══ EXERCISE DATA
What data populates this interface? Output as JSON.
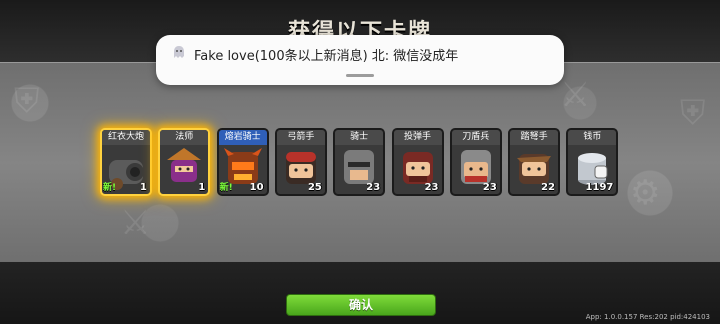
{
  "title": "获得以下卡牌",
  "notification": {
    "icon": "ghost-app-icon",
    "text": "Fake love(100条以上新消息) 北: 微信没成年"
  },
  "cards": [
    {
      "name": "红衣大炮",
      "count": "1",
      "new": "新!",
      "glow": "gold",
      "icon": "cannon-icon"
    },
    {
      "name": "法师",
      "count": "1",
      "new": "",
      "glow": "gold",
      "icon": "mage-icon"
    },
    {
      "name": "熔岩骑士",
      "count": "10",
      "new": "新!",
      "glow": "none",
      "icon": "lava-knight-icon"
    },
    {
      "name": "弓箭手",
      "count": "25",
      "new": "",
      "glow": "none",
      "icon": "archer-icon"
    },
    {
      "name": "骑士",
      "count": "23",
      "new": "",
      "glow": "none",
      "icon": "knight-icon"
    },
    {
      "name": "投弹手",
      "count": "23",
      "new": "",
      "glow": "none",
      "icon": "bomber-icon"
    },
    {
      "name": "刀盾兵",
      "count": "23",
      "new": "",
      "glow": "none",
      "icon": "shield-soldier-icon"
    },
    {
      "name": "踏弩手",
      "count": "22",
      "new": "",
      "glow": "none",
      "icon": "crossbowman-icon"
    },
    {
      "name": "钱币",
      "count": "1197",
      "new": "",
      "glow": "none",
      "icon": "coin-stack-icon"
    }
  ],
  "confirm_label": "确认",
  "version_info": "App: 1.0.0.157 Res:202 pid:424103",
  "colors": {
    "gold_glow": "#ffb400",
    "confirm_green": "#5ec12a",
    "new_green": "#7cff3a",
    "band_gray": "#7c7c7c"
  }
}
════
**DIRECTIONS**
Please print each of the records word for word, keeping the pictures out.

**FINAL ANSWER**
What data populates this interface? Output as JSON.
{
  "title": "获得以下卡牌",
  "notification": {
    "icon": "ghost-app-icon",
    "text": "Fake love(100条以上新消息) 北: 微信没成年"
  },
  "cards": [
    {
      "name": "红衣大炮",
      "count": "1",
      "new": "新!",
      "glow": "gold",
      "icon": "cannon-icon"
    },
    {
      "name": "法师",
      "count": "1",
      "new": "",
      "glow": "gold",
      "icon": "mage-icon"
    },
    {
      "name": "熔岩骑士",
      "count": "10",
      "new": "新!",
      "glow": "none",
      "icon": "lava-knight-icon"
    },
    {
      "name": "弓箭手",
      "count": "25",
      "new": "",
      "glow": "none",
      "icon": "archer-icon"
    },
    {
      "name": "骑士",
      "count": "23",
      "new": "",
      "glow": "none",
      "icon": "knight-icon"
    },
    {
      "name": "投弹手",
      "count": "23",
      "new": "",
      "glow": "none",
      "icon": "bomber-icon"
    },
    {
      "name": "刀盾兵",
      "count": "23",
      "new": "",
      "glow": "none",
      "icon": "shield-soldier-icon"
    },
    {
      "name": "踏弩手",
      "count": "22",
      "new": "",
      "glow": "none",
      "icon": "crossbowman-icon"
    },
    {
      "name": "钱币",
      "count": "1197",
      "new": "",
      "glow": "none",
      "icon": "coin-stack-icon"
    }
  ],
  "confirm_label": "确认",
  "version_info": "App: 1.0.0.157 Res:202 pid:424103",
  "colors": {
    "gold_glow": "#ffb400",
    "confirm_green": "#5ec12a",
    "new_green": "#7cff3a",
    "band_gray": "#7c7c7c"
  }
}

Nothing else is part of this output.